Human cytomegalovirus (CMV) belongs to the herpesvirus family and is of clinical importance, especially during pregnancy or in immunosuppressed patients such as transplant recipients. Research teams led by the virologists Thomas Gramberg (University Hospital Erlangen) and Michael Schindler (University Hospital Tübingen) report in the latest issue of the renowned journal Nature Microbiology how CMV ensures the supply of essential DNA building blocks for the replication of the viral genome, the so-called nucleotides.
In detail, the virus blocks the cellular enzyme SAMHD1, which regulates the provision of nucleotides through its activity. Normally, this protects the cell from infectious pathogens and ensures proper genome replication and repair, which also prevents the development of tumors. Thus, the knowledge gained in these studies is an important basis for novel therapies against DNA viruses and cancer.
The researchers were able to show that both human and murine CMV code for a protein, namely the viral kinase pUL97 or M97, which modifies SAMHD1 and thus inactivates it.
"In infected mice that were genetically manipulated in such a way that they did not express SAMHD1, we found a strongly increased CMV replication," explains Janina Deutschmann, PhD student in the laboratory of Prof. Gramberg and first author of the mouse study.
"The effect was even more pronounced when the viruses no longer encoded the kinase M97 to inactivate SAMHD1," she continues. Dr. Ramona Businger, first author of the second study in Prof. Schindler's laboratory, also investigated the effects in the human system. "A drastic increase in SAMHD1 phosphorylation was observed in primary human immune cells after CMV infection. We were able to directly relate this to the activity of the viral kinase pUL97," explains Dr. Businger.
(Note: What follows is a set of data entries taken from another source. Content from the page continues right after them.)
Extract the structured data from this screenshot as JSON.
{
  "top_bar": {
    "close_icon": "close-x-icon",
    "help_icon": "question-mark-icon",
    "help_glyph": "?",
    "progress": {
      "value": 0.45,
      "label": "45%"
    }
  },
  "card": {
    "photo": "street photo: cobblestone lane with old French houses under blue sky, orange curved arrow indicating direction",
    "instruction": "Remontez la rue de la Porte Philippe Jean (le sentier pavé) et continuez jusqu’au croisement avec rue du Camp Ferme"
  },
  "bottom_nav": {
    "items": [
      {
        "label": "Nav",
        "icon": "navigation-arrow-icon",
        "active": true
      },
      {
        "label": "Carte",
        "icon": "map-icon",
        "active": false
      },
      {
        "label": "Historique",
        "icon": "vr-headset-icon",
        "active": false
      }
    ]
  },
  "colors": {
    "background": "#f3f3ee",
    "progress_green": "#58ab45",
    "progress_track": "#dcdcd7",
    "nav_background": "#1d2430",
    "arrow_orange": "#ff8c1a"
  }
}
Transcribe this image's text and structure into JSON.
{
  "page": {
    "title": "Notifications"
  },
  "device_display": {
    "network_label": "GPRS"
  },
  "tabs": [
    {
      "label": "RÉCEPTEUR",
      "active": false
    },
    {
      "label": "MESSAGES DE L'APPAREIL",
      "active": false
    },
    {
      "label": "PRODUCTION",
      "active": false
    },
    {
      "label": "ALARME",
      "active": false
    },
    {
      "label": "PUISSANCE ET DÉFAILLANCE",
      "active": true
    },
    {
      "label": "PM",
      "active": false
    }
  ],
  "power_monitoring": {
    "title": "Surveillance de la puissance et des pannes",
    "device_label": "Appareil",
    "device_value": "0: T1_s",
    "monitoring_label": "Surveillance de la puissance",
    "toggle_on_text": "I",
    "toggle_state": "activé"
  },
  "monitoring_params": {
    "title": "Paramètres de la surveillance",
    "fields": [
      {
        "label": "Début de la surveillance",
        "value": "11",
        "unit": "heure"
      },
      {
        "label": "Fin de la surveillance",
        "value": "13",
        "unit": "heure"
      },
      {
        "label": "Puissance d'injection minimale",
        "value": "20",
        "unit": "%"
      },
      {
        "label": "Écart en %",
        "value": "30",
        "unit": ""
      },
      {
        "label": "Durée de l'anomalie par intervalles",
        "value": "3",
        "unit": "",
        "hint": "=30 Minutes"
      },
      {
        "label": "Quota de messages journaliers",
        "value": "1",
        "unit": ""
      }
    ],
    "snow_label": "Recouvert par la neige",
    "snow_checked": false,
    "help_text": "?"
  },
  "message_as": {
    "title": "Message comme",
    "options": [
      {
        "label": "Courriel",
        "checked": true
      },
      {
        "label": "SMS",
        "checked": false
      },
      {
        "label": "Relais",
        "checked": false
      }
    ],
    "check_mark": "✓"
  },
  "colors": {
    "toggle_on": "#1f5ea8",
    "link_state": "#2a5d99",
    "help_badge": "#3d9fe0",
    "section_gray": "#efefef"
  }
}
However, there are also differences between humans and mice. While murine CMV seems to switch off SAMHD1 only by its kinase, its human counterpart also targets the production of SAMHD1. This shows how important this factor is for virus replication.
It is also known that other viruses, and probably also tumor cells, have to inactivate SAMHD1 as well in order to multiply efficiently. Based on these findings, the researchers now hope to jointly develop novel approaches to fight viral infectious agents and tumor diseases.
Prof. Dr. Michael Schindler
+49 7071 29-87459
Businger et al., Human cytomegalovirus overcomes SAMHD1 restriction in macrophages via pUL97, www.nature.com/articles/s41564-019-0557-8
Deutschmann et al., A viral kinase counteracts in vivo restriction of murine cytomegalovirus by SAMHD1, www.nature.com/articles/s41564-019-0529-z
Bianca Hermle | idw - Informationsdienst Wissenschaft
Mutations in donors' stem cells may cause problems for cancer patients
17.01.2020 | Washington University School of Medicine
Overactive brain waves trigger essential tremor
17.01.2020 | Columbia University Irving Medical Center
Styrofoam or copper - both materials have very different properties with regard to their ability to conduct heat. Scientists at the Max Planck Institute for Polymer Research (MPI-P) in Mainz and the University of Bayreuth have now jointly developed and characterized a novel, extremely thin and transparent material that has different thermal conduction properties depending on the direction. While it can conduct heat extremely well in one direction, it shows good thermal insulation in the other direction.
Thermal insulation and thermal conduction play a crucial role in our everyday lives - from computer processors, where it is important to dissipate heat as...
In order to advance the transfer of research developments from the field of quantum sensor technology into industrial applications, an application laboratory is being established at Fraunhofer IAF. This will enable interested companies and especially regional SMEs and start-ups to evaluate the innovation potential of quantum sensors for their specific requirements. Both the state of Baden-Württemberg and the Fraunhofer-Gesellschaft are supporting the four-year project with one million euros each.
The application laboratory is being set up as part of the Fraunhofer lighthouse project »QMag«, short for quantum magnetometry. In this project, researchers...
Microtubules, filamentous structures within the cell, are required for many important processes, including cell division and intracellular transport. A...
Researchers from the University Hospital Zurich, ETH Zurich, Wyss Zurich and the University of Zurich have developed a machine that repairs injured human livers and keep them alive outside the body for one week. This breakthrough may increase the number of available organs for transplantation saving many lives of patients with severe liver diseases or cancer.
Until now, livers could be stored safely outside the body for only a few hours. With the novel perfusion technology, livers - and even injured livers - can now...
A balloon-borne scientific instrument designed to study the origin of cosmic rays is taking its second turn high above the continent of Antarctica three and a half weeks after its launch.
SuperTIGER (Super Trans-Iron Galactic Element Recorder) is designed to measure the rare, heavy elements in cosmic rays that hold clues about their origins...
16.01.2020 | Event News
15.01.2020 | Event News
07.01.2020 | Event News
17.01.2020 | Life Sciences
17.01.2020 | Power and Electrical Engineering
17.01.2020 | Life Sciences